*** AVAILABLE DATA ***

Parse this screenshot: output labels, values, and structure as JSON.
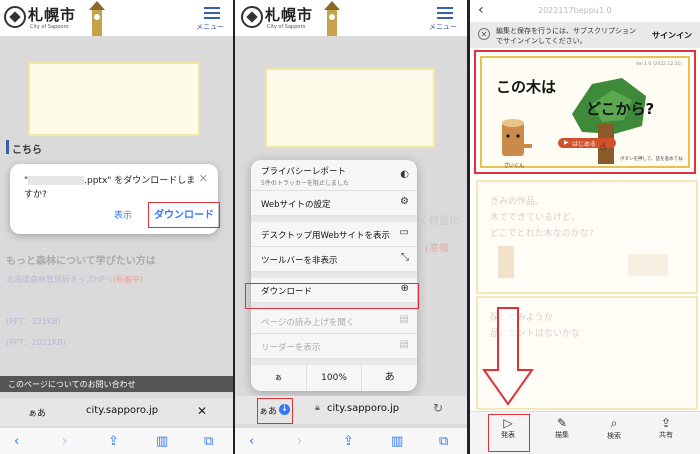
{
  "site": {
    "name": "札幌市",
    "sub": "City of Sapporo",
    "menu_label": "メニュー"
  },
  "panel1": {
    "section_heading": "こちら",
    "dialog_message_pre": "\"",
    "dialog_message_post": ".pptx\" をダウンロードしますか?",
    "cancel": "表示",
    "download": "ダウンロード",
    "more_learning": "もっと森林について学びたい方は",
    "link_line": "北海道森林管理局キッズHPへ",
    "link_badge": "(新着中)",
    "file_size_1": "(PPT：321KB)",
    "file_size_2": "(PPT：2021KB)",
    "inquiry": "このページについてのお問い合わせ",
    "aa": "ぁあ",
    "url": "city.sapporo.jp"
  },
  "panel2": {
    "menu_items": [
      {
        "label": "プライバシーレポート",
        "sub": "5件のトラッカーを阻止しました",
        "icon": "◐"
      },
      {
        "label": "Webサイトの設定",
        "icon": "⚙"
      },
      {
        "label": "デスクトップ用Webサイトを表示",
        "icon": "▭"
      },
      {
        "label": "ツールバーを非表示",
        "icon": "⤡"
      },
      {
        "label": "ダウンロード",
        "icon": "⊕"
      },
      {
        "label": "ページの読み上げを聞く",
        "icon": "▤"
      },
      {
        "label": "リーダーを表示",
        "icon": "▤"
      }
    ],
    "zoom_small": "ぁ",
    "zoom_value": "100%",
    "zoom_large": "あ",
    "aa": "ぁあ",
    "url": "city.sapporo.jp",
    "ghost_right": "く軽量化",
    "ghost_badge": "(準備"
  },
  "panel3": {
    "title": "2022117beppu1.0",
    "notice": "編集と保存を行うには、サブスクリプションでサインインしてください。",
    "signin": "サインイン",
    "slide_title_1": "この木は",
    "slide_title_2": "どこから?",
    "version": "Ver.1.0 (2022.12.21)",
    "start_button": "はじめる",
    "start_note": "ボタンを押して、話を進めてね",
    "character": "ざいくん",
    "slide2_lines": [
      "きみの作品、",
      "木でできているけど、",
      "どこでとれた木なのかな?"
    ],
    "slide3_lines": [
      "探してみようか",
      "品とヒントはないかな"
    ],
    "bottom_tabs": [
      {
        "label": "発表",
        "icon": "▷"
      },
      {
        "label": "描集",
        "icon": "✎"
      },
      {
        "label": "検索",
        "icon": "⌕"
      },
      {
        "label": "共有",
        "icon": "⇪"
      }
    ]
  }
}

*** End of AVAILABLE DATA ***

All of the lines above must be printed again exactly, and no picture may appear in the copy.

Parse this screenshot: output labels, values, and structure as JSON.
{
  "site": {
    "name": "札幌市",
    "sub": "City of Sapporo",
    "menu_label": "メニュー"
  },
  "panel1": {
    "section_heading": "こちら",
    "dialog_message_pre": "\"",
    "dialog_message_post": ".pptx\" をダウンロードしますか?",
    "cancel": "表示",
    "download": "ダウンロード",
    "more_learning": "もっと森林について学びたい方は",
    "link_line": "北海道森林管理局キッズHPへ",
    "link_badge": "(新着中)",
    "file_size_1": "(PPT：321KB)",
    "file_size_2": "(PPT：2021KB)",
    "inquiry": "このページについてのお問い合わせ",
    "aa": "ぁあ",
    "url": "city.sapporo.jp"
  },
  "panel2": {
    "menu_items": [
      {
        "label": "プライバシーレポート",
        "sub": "5件のトラッカーを阻止しました",
        "icon": "◐"
      },
      {
        "label": "Webサイトの設定",
        "icon": "⚙"
      },
      {
        "label": "デスクトップ用Webサイトを表示",
        "icon": "▭"
      },
      {
        "label": "ツールバーを非表示",
        "icon": "⤡"
      },
      {
        "label": "ダウンロード",
        "icon": "⊕"
      },
      {
        "label": "ページの読み上げを聞く",
        "icon": "▤"
      },
      {
        "label": "リーダーを表示",
        "icon": "▤"
      }
    ],
    "zoom_small": "ぁ",
    "zoom_value": "100%",
    "zoom_large": "あ",
    "aa": "ぁあ",
    "url": "city.sapporo.jp",
    "ghost_right": "く軽量化",
    "ghost_badge": "(準備"
  },
  "panel3": {
    "title": "2022117beppu1.0",
    "notice": "編集と保存を行うには、サブスクリプションでサインインしてください。",
    "signin": "サインイン",
    "slide_title_1": "この木は",
    "slide_title_2": "どこから?",
    "version": "Ver.1.0 (2022.12.21)",
    "start_button": "はじめる",
    "start_note": "ボタンを押して、話を進めてね",
    "character": "ざいくん",
    "slide2_lines": [
      "きみの作品、",
      "木でできているけど、",
      "どこでとれた木なのかな?"
    ],
    "slide3_lines": [
      "探してみようか",
      "品とヒントはないかな"
    ],
    "bottom_tabs": [
      {
        "label": "発表",
        "icon": "▷"
      },
      {
        "label": "描集",
        "icon": "✎"
      },
      {
        "label": "検索",
        "icon": "⌕"
      },
      {
        "label": "共有",
        "icon": "⇪"
      }
    ]
  }
}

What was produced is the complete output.